It is unusually quiet in White Plains Ridgeway Elementary School in-door recess because rows of students are sitting in front of large posters trying to figure out the clues.

The “Did you know” lunchroom scavenger hunt program, by We Future Cycle, is challenging students to look beyond recycling. Students learn shocking statistics about the every day things they use. They learn that the US alone uses 500 million straws per day, for an average use time of less than 60 seconds. And they learn that it is easy to make a difference. Just ask yourself ” Do I really need that straw”.

Filling out blanks, unscrambling the clues brought students to ponder facts like that the world uses AND DISCARDS over a trillion plastic bags a year. Each of these plastic bags still being in existence, most ending up floating in our water ways now.

Students learned about the staggering mountains of single use plastic bottles in the US and the depressing recycling rate of only 23%.

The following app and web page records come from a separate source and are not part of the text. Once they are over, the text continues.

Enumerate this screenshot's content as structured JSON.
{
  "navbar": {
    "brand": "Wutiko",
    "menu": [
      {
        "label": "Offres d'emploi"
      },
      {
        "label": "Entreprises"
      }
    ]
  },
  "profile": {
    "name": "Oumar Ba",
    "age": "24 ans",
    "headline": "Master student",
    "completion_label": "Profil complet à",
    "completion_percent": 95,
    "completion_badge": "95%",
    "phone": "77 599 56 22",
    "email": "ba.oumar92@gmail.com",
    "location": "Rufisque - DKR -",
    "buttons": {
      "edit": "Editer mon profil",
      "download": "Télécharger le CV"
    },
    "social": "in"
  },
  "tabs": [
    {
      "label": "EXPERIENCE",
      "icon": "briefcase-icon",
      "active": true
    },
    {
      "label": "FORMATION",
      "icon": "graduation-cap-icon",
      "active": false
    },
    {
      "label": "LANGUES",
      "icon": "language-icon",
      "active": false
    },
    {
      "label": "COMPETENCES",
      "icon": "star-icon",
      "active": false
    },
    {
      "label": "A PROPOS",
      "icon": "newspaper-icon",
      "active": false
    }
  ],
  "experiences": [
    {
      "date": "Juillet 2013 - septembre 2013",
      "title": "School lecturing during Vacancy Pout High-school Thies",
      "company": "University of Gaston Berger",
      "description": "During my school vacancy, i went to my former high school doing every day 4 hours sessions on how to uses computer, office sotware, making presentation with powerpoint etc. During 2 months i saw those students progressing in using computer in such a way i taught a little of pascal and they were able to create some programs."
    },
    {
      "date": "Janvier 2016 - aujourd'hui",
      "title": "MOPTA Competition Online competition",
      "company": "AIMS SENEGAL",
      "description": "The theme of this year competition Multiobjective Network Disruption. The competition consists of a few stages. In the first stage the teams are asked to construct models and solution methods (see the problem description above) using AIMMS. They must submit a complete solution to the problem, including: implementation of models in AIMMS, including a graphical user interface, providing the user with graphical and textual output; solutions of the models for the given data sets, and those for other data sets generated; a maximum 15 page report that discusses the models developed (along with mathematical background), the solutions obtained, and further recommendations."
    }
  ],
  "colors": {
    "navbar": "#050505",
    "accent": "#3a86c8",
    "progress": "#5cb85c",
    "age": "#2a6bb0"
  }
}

We Future Cycle’s goal is to nurture the other two Rs , REDUCE and  REUSE in participating schools. Society cannot recycle itself to zero waste and only through education we can change our throw-away society.

Because there is no away in the world

 

Teaching Students Young To Care. Family Services of Westchester introduces WeFutureCycle Recycling Program into Pre-k programs

One of the added benefits of teaching young children about recycling is, that they LOVE the hands-on sorting portion. And at least one of the cute youngsters will want to sit on my lap during the presentation. It is just delicious having bright eyed 3 year olds in front (and on top) of you and asking them to identify a material and then place it in the correct recycling bin.

Family Services of Westchester is serving White Plains youngest students in their seven head start centers throughout White Plains. As the We Future Cycle recycling program is now running in all White Plains public schools, reducing garbage by a whopping 97% through diversion into recycling, excess liquid and composting streams, it made sense to incorporate the little ones already. Get ’em young and they will learn for life.

With wonderful support by each center director and the program director, even 3 year olds will learn that their actions matter and make a difference.